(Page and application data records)
# # # #

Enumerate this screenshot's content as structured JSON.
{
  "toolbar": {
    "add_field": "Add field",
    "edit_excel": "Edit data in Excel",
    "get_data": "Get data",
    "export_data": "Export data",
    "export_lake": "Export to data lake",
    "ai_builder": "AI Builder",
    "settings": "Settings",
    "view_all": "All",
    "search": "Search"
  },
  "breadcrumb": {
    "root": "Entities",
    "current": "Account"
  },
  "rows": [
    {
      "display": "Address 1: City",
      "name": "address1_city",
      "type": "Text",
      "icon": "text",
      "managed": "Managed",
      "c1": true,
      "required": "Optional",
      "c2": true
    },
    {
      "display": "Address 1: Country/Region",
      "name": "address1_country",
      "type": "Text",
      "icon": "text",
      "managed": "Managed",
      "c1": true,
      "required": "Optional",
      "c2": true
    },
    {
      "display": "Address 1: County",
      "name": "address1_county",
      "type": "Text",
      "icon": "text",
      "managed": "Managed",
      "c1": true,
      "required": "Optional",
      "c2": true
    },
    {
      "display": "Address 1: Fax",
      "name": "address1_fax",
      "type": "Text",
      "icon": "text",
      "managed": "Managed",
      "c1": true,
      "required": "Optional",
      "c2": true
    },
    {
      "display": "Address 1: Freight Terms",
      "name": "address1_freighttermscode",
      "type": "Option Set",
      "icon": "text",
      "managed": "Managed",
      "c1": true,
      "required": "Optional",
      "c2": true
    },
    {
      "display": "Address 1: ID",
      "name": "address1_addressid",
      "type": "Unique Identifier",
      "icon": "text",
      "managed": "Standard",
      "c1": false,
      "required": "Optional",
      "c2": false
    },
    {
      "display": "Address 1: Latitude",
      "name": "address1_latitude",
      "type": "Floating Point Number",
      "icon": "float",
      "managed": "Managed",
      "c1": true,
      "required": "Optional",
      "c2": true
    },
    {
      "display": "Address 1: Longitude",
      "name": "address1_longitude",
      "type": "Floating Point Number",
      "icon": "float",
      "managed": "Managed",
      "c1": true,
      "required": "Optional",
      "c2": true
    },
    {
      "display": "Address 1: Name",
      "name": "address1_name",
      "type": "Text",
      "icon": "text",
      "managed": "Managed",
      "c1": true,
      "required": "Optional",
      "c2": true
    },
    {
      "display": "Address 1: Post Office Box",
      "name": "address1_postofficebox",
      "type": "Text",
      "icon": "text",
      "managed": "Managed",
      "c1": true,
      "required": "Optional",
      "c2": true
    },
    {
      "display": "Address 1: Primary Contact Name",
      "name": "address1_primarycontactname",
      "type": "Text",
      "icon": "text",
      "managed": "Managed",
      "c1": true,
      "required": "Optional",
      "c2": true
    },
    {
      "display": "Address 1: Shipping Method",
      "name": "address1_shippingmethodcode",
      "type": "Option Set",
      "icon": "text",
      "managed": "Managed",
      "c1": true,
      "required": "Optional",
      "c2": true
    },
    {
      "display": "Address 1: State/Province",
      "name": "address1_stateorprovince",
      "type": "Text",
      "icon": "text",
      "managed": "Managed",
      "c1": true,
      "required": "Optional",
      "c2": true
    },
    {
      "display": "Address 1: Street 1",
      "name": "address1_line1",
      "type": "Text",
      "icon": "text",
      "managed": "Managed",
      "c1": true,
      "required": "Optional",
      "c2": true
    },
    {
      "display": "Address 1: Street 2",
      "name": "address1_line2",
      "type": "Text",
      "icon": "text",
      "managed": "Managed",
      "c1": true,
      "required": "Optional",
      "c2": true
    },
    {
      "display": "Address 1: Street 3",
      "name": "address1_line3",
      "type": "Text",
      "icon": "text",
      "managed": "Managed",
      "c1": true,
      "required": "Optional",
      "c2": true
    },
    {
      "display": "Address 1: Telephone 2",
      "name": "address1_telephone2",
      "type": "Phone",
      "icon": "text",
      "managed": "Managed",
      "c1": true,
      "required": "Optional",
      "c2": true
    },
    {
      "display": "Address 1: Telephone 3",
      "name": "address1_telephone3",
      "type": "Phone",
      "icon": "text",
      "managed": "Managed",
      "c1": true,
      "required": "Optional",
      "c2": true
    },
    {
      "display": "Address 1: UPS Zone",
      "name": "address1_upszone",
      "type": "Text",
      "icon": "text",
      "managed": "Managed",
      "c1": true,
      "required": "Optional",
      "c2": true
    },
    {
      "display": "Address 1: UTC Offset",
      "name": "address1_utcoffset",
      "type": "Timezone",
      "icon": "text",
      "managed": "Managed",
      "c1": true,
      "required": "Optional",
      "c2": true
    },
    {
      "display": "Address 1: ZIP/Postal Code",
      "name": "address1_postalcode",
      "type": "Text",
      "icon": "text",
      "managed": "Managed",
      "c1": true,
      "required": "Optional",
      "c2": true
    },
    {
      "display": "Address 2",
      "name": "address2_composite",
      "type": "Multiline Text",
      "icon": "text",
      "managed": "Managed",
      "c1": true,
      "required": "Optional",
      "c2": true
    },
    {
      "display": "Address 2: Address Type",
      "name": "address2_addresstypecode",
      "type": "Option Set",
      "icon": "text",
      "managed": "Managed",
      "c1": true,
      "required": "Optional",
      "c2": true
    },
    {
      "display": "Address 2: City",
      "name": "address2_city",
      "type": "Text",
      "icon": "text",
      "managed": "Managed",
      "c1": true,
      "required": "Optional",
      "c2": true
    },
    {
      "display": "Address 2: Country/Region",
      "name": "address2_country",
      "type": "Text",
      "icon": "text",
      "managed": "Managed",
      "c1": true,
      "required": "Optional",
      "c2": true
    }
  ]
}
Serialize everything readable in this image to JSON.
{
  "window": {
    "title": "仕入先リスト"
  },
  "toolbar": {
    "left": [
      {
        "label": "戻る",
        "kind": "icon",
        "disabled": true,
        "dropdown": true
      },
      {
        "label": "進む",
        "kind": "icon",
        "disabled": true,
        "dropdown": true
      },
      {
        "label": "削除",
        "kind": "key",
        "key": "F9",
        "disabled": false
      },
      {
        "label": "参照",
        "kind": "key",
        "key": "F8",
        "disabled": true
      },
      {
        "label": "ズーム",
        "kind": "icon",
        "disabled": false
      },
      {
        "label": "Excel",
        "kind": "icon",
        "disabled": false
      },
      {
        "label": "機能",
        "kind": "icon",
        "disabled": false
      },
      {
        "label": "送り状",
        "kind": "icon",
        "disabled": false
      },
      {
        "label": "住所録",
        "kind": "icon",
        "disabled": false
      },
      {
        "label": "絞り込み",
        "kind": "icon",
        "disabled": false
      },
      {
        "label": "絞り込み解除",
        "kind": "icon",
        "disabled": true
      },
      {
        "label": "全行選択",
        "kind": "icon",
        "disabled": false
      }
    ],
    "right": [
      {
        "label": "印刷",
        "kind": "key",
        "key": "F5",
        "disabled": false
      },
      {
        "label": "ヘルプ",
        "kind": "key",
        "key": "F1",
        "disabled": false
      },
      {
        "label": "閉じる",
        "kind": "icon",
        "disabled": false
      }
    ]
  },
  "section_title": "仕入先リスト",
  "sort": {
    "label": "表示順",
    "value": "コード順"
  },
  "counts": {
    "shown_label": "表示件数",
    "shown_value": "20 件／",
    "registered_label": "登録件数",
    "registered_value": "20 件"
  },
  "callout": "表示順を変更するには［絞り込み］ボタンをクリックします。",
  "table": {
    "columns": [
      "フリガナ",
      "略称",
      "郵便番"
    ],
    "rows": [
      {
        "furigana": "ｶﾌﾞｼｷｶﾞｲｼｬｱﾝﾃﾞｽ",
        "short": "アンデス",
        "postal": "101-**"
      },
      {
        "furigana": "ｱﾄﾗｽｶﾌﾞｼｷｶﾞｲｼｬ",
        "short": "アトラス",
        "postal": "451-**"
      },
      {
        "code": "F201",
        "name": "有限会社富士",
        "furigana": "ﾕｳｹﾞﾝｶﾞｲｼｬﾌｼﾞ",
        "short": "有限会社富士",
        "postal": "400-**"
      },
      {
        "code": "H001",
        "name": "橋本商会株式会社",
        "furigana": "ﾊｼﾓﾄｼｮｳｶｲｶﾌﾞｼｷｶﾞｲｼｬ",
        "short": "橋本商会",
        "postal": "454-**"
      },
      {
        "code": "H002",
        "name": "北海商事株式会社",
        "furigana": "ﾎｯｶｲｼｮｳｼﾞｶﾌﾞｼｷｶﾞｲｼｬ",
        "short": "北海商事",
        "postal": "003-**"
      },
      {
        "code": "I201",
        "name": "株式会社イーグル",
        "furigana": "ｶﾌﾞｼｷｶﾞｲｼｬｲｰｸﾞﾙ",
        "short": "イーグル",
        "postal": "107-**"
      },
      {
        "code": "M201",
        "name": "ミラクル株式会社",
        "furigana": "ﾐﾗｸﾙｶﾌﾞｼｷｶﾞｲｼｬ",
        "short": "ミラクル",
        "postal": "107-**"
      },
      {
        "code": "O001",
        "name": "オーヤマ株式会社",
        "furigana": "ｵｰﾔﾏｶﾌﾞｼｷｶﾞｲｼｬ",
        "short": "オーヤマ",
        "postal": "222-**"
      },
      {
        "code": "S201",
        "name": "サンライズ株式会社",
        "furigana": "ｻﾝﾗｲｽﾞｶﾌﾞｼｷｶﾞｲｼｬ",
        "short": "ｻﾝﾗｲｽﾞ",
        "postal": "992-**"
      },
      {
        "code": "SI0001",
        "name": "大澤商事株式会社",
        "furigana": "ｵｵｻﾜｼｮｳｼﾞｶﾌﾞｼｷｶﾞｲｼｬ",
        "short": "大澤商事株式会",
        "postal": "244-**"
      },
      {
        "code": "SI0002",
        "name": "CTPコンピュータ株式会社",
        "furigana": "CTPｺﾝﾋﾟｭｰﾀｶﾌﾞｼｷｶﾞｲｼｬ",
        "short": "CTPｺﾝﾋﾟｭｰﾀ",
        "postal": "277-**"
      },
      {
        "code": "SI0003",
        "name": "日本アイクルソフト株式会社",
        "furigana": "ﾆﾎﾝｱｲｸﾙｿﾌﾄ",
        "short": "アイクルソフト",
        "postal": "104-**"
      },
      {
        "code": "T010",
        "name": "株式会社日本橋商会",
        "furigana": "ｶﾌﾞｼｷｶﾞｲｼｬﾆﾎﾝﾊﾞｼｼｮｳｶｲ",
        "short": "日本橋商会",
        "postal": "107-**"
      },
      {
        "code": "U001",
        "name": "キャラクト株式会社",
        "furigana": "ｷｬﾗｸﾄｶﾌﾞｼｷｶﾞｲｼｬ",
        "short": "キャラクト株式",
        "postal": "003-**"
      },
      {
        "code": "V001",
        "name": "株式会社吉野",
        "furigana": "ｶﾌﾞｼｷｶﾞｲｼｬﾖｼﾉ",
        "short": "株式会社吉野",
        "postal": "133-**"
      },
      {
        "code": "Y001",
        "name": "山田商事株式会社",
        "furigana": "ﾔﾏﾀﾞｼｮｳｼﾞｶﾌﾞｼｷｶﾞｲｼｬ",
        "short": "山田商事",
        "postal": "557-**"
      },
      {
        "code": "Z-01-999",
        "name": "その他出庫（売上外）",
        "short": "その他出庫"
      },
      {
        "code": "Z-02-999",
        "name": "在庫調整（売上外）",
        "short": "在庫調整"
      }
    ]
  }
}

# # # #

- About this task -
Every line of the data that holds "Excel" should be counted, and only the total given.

- Answer -
2